Mar 1, 2016 at 6:18 PM | Registered CommenterDung

The real mystery is why Dung thinks his reply is related to any of the posts which came before.

Mar 1, 2016 at 10:19 PM | Unregistered CommenterTheBigYinJames

TBYJ indeed, like EM he never seems to think aqbout the inherent uncertainties in the claims he makes. Reliance on paleo or proxy data is inherently uncertain. What is better is directly measured data....but there is so little of that (50 years or so at best) tht we are almost forced to go to the soothsayers. The idea of EM that it is valid to splice crap onto the ARGO data series is beyond astonishment.
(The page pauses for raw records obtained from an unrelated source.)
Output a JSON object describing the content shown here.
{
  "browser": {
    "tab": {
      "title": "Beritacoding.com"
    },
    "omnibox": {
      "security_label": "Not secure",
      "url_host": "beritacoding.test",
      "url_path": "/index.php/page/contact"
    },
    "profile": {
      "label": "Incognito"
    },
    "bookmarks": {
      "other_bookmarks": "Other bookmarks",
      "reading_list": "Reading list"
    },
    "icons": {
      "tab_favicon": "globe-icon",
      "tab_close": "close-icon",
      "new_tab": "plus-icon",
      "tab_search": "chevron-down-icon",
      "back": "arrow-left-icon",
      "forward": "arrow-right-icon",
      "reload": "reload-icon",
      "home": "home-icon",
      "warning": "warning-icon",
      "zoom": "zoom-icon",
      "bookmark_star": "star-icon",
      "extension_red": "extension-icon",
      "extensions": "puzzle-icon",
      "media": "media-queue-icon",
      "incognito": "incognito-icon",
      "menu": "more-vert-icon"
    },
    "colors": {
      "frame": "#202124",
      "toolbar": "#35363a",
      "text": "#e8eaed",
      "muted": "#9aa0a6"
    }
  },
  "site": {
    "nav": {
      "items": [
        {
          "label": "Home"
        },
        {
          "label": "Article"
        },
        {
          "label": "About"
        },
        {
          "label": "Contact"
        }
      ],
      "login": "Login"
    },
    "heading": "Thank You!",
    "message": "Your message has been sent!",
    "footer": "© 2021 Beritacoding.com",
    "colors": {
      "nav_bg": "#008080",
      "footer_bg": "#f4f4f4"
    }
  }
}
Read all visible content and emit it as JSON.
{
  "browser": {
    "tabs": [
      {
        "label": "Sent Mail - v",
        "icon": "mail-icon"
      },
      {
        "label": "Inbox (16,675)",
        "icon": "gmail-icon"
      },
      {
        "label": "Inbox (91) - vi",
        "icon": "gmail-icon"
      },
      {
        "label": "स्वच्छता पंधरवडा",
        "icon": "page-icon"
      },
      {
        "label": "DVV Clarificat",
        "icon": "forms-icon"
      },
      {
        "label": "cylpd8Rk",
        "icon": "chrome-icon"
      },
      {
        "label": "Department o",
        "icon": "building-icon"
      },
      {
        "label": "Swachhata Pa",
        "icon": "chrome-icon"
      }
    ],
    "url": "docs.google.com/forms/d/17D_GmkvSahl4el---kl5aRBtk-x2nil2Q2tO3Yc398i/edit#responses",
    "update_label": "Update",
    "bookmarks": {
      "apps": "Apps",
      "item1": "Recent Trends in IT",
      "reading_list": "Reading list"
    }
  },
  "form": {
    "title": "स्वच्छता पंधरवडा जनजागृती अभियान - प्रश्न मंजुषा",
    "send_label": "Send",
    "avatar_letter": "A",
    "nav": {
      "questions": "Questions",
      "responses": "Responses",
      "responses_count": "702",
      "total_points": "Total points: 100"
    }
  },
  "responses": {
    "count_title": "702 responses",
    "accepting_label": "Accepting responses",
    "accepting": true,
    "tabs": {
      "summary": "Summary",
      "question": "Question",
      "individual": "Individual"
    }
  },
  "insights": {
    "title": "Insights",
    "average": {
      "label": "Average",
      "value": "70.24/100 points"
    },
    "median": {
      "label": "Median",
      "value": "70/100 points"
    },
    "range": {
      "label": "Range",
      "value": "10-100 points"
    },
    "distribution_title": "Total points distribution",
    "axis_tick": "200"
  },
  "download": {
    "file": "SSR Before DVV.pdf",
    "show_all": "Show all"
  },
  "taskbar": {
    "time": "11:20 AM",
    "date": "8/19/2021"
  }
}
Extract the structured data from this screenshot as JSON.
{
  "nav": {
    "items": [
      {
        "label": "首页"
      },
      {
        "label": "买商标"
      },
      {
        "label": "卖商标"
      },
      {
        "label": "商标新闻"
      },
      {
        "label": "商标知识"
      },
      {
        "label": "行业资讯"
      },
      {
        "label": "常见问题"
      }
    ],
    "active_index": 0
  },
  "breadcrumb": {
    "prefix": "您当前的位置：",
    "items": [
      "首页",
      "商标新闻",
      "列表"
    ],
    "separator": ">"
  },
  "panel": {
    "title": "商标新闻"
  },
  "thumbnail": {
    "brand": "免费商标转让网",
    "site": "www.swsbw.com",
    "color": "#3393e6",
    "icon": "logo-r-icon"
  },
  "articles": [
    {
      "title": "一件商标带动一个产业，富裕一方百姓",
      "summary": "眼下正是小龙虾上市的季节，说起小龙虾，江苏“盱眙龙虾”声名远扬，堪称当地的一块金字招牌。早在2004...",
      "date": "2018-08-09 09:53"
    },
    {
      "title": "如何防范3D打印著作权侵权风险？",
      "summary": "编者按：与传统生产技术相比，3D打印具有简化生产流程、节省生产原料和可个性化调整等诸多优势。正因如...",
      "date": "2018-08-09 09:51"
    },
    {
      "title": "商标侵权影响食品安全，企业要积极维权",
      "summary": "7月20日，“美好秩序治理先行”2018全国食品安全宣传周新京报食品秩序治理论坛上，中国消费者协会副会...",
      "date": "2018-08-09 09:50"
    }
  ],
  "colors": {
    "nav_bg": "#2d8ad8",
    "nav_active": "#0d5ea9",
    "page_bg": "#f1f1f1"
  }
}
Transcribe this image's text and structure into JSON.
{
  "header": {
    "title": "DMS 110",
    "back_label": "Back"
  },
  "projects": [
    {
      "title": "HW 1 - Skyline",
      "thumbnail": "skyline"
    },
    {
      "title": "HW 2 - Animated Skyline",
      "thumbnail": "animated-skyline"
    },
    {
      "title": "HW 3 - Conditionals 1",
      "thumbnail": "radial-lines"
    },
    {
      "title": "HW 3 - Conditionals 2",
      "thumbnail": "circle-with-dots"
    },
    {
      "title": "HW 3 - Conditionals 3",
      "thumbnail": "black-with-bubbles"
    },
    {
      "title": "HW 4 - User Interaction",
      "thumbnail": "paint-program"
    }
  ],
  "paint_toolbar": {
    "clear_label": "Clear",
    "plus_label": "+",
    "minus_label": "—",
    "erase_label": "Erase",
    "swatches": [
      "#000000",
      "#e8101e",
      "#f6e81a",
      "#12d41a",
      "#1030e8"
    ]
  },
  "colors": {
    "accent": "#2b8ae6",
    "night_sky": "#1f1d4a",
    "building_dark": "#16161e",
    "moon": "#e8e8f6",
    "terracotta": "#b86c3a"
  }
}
Especially to justify an almost unmeasurable temperature increase.

Mar 1, 2016 at 11:53 PM | Unregistered Commenterdiogenes

Diogenes: "...almost unmeasurable temperature increase…"? Given the environment that the instruments are in and the volume of data being measured by these tiny pinpricks of recordings, you could argue that any increase less than 1°C is really unmeasurable; you are talking of a rise of about 2 hundredths of a degree, which might be measurable in a laboratory.

I would still like to know how the ocean heat content has been derived, both since 1980, when satellite measurements might have helped, and before, when the reliance was on even more paltry ship-based measurements (perhaps a couple of million a year of the surface; considerably fewer for greater depths). The further back you go, the more sparse the data will become, as well as less reliable the instruments, yet, despite all this, the heat content of the world’s oceans, most of which has never been measured, is stated with such confidence, and used to scare the more gullible, such as Entropic man.

For sure, should the world suddenly start to cool, the argument will be switched, without even a pause for breath, as has happened before. However, it will still be the fault of the industrialised West, which must pay proper penance. Like I said, it is a cult of guilt, and we all must suffer for it (well, all except the “priests”, of course).

Mar 2, 2016 at 5:17 AM | Registered CommenterRadical Rodent


"inherent uncertainties in the claims he makes." Perhaps the title of this thread needs qualifying then? RR just pointed out the inherent uncertainties in direct measurements so where does that leave you? Apparently paleo studies are not scientific, somebody should tell the scientists that they are wasting their time then. I assume you will assert that we can not be sure that the earth ever suffered an ice-age?


You asked for a repository of sceptical scientific knowledge, if one were to be set up are you saying paleo does not count? We have previous here of course because you think that maths is the be all and end all of science.

Mar 2, 2016 at 10:28 AM | Registered CommenterDung

You asked for a repository of sceptical scientific knowledge, if one were to be set up are you saying paleo does not count? We have previous here of course because you think that maths is the be all and end all of science.

It's not that I think maths is the be-all-and-end-all of science, it happens to be a fact. There is no science without mathematics. Science is the mathematical modelling of the real world. I'd be interested in your ideas of science which does not involve mathematics.

I have given no opinion on whether paleo would or would not be in such a repository, so the accusatory tone of your post is misplaced (and frankly bonkers, but what else would I expect)

Mar 2, 2016 at 10:48 AM | Unregistered CommenterTheBigYinJames


You first said that my first post had nothing to do with any previous posts, my aim was to respond to the thread title. My first post included paleo and therefore I assumed that you did not think paleo was a suitable subject under your thread title, hence my question.
"and frankly bonkers, but what else would I expect" I seriously did not want to get into trench warfare again so please do not start with the personal insults mate?
"There is no science without mathematics" really? What about early metal work, bows and arrows, early pottery, the discovery of fire, early catapults (hand version) and of course the wheel. Mathematics is a tool which helped to develop all these ideas into better ones.

Mar 2, 2016 at 12:23 PM | Registered CommenterDung